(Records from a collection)
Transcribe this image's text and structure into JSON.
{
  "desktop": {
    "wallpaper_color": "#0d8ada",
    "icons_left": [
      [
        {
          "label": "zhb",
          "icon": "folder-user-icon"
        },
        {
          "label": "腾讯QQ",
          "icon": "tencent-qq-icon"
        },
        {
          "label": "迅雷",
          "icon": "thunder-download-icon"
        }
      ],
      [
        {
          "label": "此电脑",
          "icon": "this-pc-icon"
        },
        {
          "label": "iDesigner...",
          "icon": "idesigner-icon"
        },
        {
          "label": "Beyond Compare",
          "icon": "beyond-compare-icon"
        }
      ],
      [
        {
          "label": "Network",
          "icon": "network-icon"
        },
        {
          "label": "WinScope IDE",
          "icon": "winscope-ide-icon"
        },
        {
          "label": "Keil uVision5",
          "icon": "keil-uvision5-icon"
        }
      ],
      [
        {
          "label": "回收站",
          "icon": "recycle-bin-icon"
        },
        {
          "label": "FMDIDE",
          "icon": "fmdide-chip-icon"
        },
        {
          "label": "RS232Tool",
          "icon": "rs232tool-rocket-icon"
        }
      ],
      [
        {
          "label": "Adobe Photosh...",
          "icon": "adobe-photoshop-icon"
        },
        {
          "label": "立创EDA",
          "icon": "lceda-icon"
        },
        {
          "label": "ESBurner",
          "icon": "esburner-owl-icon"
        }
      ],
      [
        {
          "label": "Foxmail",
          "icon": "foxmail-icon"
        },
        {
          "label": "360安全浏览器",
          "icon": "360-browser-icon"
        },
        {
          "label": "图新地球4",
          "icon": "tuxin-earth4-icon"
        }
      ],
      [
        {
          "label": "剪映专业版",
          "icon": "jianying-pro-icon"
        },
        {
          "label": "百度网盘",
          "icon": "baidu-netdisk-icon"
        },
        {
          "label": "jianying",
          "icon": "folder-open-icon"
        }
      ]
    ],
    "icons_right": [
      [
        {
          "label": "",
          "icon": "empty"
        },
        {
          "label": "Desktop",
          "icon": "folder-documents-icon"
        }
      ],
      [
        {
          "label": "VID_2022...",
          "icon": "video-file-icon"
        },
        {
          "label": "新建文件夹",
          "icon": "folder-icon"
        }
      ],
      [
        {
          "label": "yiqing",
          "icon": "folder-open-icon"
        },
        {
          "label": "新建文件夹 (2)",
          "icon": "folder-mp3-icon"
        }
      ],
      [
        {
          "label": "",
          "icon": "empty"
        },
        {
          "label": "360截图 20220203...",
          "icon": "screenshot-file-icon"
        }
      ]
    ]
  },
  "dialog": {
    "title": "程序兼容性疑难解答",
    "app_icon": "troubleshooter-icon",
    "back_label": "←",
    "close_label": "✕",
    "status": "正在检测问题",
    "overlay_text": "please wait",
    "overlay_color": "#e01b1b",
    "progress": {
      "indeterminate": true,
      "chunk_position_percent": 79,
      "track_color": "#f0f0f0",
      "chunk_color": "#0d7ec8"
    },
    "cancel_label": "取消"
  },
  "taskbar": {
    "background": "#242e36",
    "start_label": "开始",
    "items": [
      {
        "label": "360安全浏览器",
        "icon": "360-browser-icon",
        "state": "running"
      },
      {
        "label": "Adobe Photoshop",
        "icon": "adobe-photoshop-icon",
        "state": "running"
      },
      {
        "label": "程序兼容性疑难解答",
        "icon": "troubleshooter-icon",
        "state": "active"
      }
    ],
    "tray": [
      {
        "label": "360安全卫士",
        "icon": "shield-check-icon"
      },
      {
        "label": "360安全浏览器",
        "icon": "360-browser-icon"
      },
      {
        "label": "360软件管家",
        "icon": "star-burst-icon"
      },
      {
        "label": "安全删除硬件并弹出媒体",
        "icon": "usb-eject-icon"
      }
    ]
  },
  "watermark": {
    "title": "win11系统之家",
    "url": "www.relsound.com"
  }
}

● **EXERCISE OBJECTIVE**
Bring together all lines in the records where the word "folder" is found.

● **ANSWER SECTION**
          "icon": "folder-user-icon"
          "icon": "folder-open-icon"
          "icon": "folder-documents-icon"
          "icon": "folder-icon"
          "icon": "folder-open-icon"
          "icon": "folder-mp3-icon"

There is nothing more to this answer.